Monday, December 19, 2011

not ice fishing yet...

Today was one of those day’s that sticks with a person. No, nothing spectacular happened. Nothing earthshaking or heartbreaking. Just a simple day filled with simple pleasures that make it easy to believe we’d be content if everyday was like it.

I woke this morning with the sun, naturally with no alarm. There was no reason to hurry, I had nothing pressing to do. Just live out the day. I slipped into insulated coveralls to take care of the outside dogs and was surprised at the mild temperature outside. There was fresh coffee in the kitchen, but I let Jack and Molly run around while I grabbed the maul and split the blocks of birch I’d cut up yesterday.
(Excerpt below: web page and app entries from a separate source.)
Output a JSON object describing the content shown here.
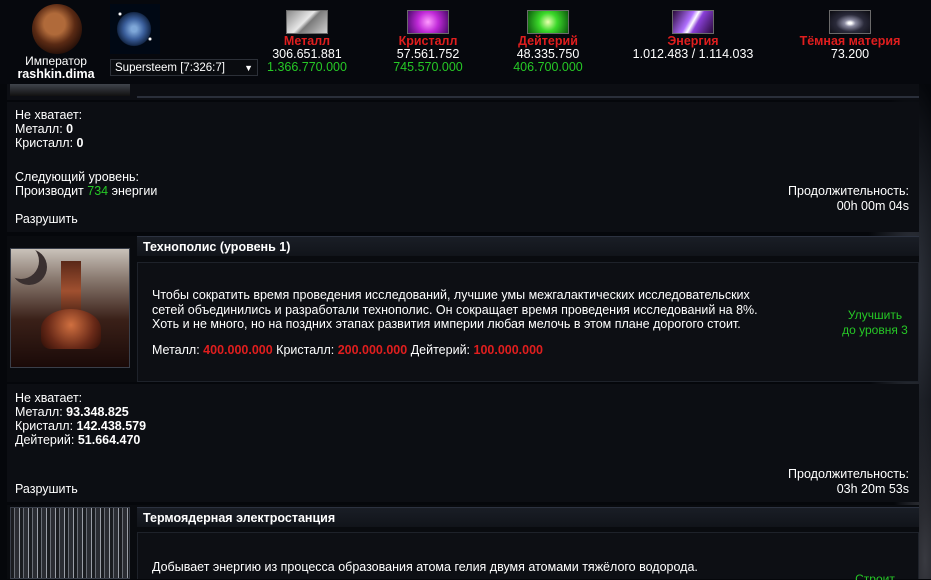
{
  "header": {
    "rank": "Император",
    "username": "rashkin.dima",
    "planet_select": "Supersteem [7:326:7]",
    "resources": [
      {
        "name": "Металл",
        "value": "306.651.881",
        "production": "1.366.770.000",
        "color": "#e01e1e",
        "icon": "metal-icon"
      },
      {
        "name": "Кристалл",
        "value": "57.561.752",
        "production": "745.570.000",
        "color": "#e01e1e",
        "icon": "crystal-icon"
      },
      {
        "name": "Дейтерий",
        "value": "48.335.750",
        "production": "406.700.000",
        "color": "#e01e1e",
        "icon": "deuterium-icon"
      },
      {
        "name": "Энергия",
        "value": "1.012.483 / 1.114.033",
        "production": "",
        "color": "#e01e1e",
        "icon": "energy-icon"
      },
      {
        "name": "Тёмная материя",
        "value": "73.200",
        "production": "",
        "color": "#e01e1e",
        "icon": "dark-matter-icon"
      }
    ]
  },
  "building_prev": {
    "missing_label": "Не хватает:",
    "missing": [
      "Металл: ",
      "0",
      "Кристалл: ",
      "0"
    ],
    "next_level_label": "Следующий уровень:",
    "produces_prefix": "Производит ",
    "produces_value": "734",
    "produces_suffix": " энергии",
    "duration_label": "Продолжительность:",
    "duration_value": "00h 00m 04s",
    "destroy_label": "Разрушить"
  },
  "technopolis": {
    "title": "Технополис (уровень 1)",
    "description": [
      "Чтобы сократить время проведения исследований, лучшие умы межгалактических исследовательских",
      "сетей объединились и разработали технополис. Он сокращает время проведения исследований на 8%.",
      "Хоть и не много, но на поздних этапах развития империи любая мелочь в этом плане дорогого стоит."
    ],
    "cost_metal_label": "Металл: ",
    "cost_metal": "400.000.000",
    "cost_crystal_label": " Кристалл: ",
    "cost_crystal": "200.000.000",
    "cost_deut_label": " Дейтерий: ",
    "cost_deut": "100.000.000",
    "upgrade_line1": "Улучшить",
    "upgrade_line2": "до уровня 3",
    "missing_label": "Не хватает:",
    "missing_metal_label": "Металл: ",
    "missing_metal": "93.348.825",
    "missing_crystal_label": "Кристалл: ",
    "missing_crystal": "142.438.579",
    "missing_deut_label": "Дейтерий: ",
    "missing_deut": "51.664.470",
    "duration_label": "Продолжительность:",
    "duration_value": "03h 20m 53s",
    "destroy_label": "Разрушить"
  },
  "fusion": {
    "title": "Термоядерная электростанция",
    "description": "Добывает энергию из процесса образования атома гелия двумя атомами тяжёлого водорода.",
    "upgrade_partial": "Строит"
  }
}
A good way to work up a bit of an appetite for breakfast.

Indoors the Christmas tree lights glowed cheerily and I traded looks between the tree in the living room and the birds outside the dining room window. Breakfast was tasty, and the coffee was particularly delicious. There were some freshly painted bass poppers drying in the den, so I moseyed in and experimented with ways to add rubber legs and skirts to the foam bodies before I put the finishing touches on them. All the while I pictured casting to a rocky shoreline and whooping it up when the hog bass bashed the fly on the surface, and contemplated the colors to complete them.

Over the last several weeks it’s become my practice to spend Sunday afternoons watching at least part of the football game with Dad at his home in town. We usually get some food, have a beer, and generally reaffirm how glad we are not to be devoted fans. As often as not we end the game playing dominoes at his table. That was my plan for this afternoon, but it was a beautiful day and there was time for a quick hunt on the way to town.

I turned Jack and Molly loose on a powerline that I wouldn’t usually hunt earlier in the season. There was mostly old timber bordering the right-of-way and much of the way is through swampy terrain that will have you knee deep in water when it’s not frozen. But it is frozen now, and with a couple of inches of snow and today’s sun and 30 degree temps it made for a fantastic day to be out.

Jack bounded ahead and disappeared into the woods while Molly raced around in front always keeping an eye on me. I was just enjoying the movement when I heard Jacks bell fall silent off the south side. I caught a look at his orange collar from under the powerline and heeled Molly as we came up behind him. I told Molly to sit when we were close and I moved around in front of Jack, shotgun at ready. I spotted a running grouse trying to put some distance between us and stepped quickly to get a position. The grouse ducked behind a huge old popple and took wing. I fired when I saw it for a bit but never touched it. Molly broke at the shot and started another grouse, this one heading fast the other way. Seems most of my shooting is best done when I have no time to think, and that’s how this worked. I stood happy with my gun open as the dogs looked for the bird when a third grouse got up from the same vicinity and came flying right at me at about eye level. It banked left when it was about thirty feet away, flying as slow as it could and still stay up, zigged through some trees, rose up over the cover and hung for a second before going on out of sight. About as easy as they come, if your gun is loaded!

The birds were in groups, as I often find them this time of year. They were in big woods with lots of balsam cover, too. Jack pointed three more times as we made our loop, and he had grouse before him each time.  I couldn't locate him when he stopped the last time. I had an idea where he might be but the cover was so tight and thick I was hesitant to go looking in case he was still moving. I tooted my whistle and heard his bell clink a bit just as a few wingbeats started. He was close and it sounded like a grouse had jumped to a tree. I pushed in and spotted him right off and knew he had grouse. Molly sat while I moved in keeping an eye to the trees above. A grouse jumped and disappeared from a tall balsam thirty yards away. I had to smile, Jack had another good find but I just didn't have a chance. I turned back and saw Jack still pointing in my direction and Molly sitting a few yards behind him. It was a neat sight and I said out loud "Nice." That's when the grouse sitting over my head took off like a rocket from the branch above. The grouse wasn't as fast as my load of birdshot, however, and after a quick retrieve we hunted our way to the truck and headed for town. I didn't kill every bird I saw, but it's something special when it works. The dogs love it and I doubt I’d be out there without them. The swamps are frozen and allow access that can't be had early in the season. Today I found a little high-ground island in the midst of wetlands that held two grouse. A good little piece of cover that I'll visit again, but only if the way is froze. The weather can shut us down anytime, now. I hate to know the last hunt of the year is over, but it may be. Still, my shotgun is at the ready, the dogs are willing, and for another day like today, you know where I’ll be.
Sunday 18 Dec. 2011